President Biden’s decision to veto a bill aimed at ending his $400 billion student loan handout has drawn significant criticism. In a Twitter video, Biden proclaimed, “I’m not going to back down on my efforts to help working and middle-class families. That’s why I’m vetoing this bill.” The bill, which had garnered support from Republican lawmakers, sought to block Biden’s plan to provide up to $10,000 in student debt relief and up to $20,000 for Pell Grant recipients.
Surprisingly, Biden conveniently failed to acknowledge the support he received from Democrats. Senators Joe Manchin (D-W.Va.), Jon Tester (D-Mont.), and independent Senator Kyrsten Sinema (D-Ariz.) all voted in favor of advancing the bill. In the House of Representatives, Representatives Jared Golden (D-Maine) and Marie Gluesenkamp Perez (D-Wash.) also joined Republicans in supporting the bill. This bipartisan support highlights the concerns many lawmakers have regarding the implications of Biden’s proposal.

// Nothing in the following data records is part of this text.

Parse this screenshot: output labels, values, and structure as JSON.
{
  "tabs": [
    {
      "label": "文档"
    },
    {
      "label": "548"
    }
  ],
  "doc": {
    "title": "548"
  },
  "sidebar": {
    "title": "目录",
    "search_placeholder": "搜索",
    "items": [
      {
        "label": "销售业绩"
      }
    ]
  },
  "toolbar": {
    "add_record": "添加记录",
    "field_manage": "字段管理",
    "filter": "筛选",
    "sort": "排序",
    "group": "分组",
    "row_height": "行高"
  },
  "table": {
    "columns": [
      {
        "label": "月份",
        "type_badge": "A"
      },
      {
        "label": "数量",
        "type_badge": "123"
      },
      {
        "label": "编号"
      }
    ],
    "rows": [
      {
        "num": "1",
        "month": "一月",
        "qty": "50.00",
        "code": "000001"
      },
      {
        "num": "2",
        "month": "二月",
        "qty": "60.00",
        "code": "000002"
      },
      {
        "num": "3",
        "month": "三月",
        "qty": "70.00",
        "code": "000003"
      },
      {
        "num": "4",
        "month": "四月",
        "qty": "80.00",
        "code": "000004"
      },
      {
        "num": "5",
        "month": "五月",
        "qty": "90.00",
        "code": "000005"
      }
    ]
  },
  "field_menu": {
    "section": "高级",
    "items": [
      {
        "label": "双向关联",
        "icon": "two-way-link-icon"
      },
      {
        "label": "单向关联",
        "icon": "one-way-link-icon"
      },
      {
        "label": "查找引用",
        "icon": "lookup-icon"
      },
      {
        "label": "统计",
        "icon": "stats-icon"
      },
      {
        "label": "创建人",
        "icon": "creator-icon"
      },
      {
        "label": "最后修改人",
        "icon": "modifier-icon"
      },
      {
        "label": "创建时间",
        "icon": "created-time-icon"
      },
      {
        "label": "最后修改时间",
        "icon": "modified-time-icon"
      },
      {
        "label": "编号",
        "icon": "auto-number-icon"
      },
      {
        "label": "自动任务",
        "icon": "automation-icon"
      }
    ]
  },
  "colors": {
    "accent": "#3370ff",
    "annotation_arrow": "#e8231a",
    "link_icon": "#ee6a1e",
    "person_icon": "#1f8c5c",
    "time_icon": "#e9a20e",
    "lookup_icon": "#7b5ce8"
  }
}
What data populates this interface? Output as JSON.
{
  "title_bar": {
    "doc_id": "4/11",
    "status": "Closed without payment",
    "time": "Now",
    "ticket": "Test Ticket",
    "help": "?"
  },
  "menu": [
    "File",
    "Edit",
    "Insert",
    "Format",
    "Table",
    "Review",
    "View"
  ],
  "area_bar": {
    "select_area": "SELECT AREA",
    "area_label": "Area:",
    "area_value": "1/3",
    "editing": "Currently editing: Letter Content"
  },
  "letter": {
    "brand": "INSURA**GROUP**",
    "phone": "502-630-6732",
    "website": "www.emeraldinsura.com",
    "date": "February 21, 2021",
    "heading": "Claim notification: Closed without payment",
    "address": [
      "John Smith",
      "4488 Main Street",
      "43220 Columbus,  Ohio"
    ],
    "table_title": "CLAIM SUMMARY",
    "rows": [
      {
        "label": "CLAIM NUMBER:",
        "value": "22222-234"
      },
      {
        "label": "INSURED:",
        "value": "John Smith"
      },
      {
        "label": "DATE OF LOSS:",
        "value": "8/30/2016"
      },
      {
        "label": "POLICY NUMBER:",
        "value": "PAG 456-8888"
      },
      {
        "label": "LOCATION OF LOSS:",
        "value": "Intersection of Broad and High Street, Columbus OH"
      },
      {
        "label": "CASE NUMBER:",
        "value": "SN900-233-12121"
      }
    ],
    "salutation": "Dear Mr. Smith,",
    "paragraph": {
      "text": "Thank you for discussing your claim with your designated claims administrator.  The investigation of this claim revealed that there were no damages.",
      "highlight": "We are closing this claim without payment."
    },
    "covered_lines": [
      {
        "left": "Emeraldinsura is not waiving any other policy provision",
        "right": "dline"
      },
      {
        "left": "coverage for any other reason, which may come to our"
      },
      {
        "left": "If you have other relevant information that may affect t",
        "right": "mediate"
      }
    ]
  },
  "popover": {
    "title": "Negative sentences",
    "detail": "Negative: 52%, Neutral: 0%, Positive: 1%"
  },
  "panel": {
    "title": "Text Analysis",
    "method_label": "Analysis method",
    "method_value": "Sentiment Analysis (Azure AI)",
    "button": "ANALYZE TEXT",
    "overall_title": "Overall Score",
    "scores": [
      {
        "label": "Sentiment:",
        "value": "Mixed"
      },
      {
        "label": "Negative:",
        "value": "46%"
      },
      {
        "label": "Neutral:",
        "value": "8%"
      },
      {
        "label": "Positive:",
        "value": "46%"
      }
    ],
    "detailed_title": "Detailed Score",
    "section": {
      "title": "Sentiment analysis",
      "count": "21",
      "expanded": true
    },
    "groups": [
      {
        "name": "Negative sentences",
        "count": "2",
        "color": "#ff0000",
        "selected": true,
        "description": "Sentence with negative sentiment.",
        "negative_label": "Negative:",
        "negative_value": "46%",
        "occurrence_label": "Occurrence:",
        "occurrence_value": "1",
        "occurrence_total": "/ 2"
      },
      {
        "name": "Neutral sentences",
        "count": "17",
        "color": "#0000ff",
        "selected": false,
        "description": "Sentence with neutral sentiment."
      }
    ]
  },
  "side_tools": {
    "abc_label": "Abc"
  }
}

Instead of engaging with the concerns raised, Biden resorted to attacking those who opposed his bill. He accused them of benefiting from loans to support their small businesses during the pandemic and supporting tax cuts for corporations and the wealthy. Such diversionary tactics only serve to distract from the legitimate concerns expressed by responsible lawmakers.
It is essential to recognize that this is Biden’s fifth veto since taking office, signaling a worrying trend of dismissing opposing viewpoints. This pattern raises concerns about his commitment to bipartisan cooperation and his willingness to consider alternative solutions.
Biden’s proposed program, announced last year, aimed to cancel student loans of up to $10,000 for individuals earning less than $125,000 and up to $20,000 for Pell Grant recipients. However, the program was put on hold due to a court ruling that cited its substantial cost to the government, estimated at over $400 billion in lost debt repayment.
The bill that Biden vetoed was brought forward under the Congressional Review Act, allowing Congress to reject executive branch policies by passing a resolution of disapproval. Unfortunately, due to partisan divisions, it is unlikely that Congress will muster the two-thirds majority needed to override Biden’s veto.
Biden’s decision to defend his controversial student loan handout despite significant opposition reveals his prioritization of appeasing his progressive base over seeking bipartisan compromise. This refusal to address legitimate concerns and pursue fiscally responsible policies is a disservice to the American people.
Source Fox News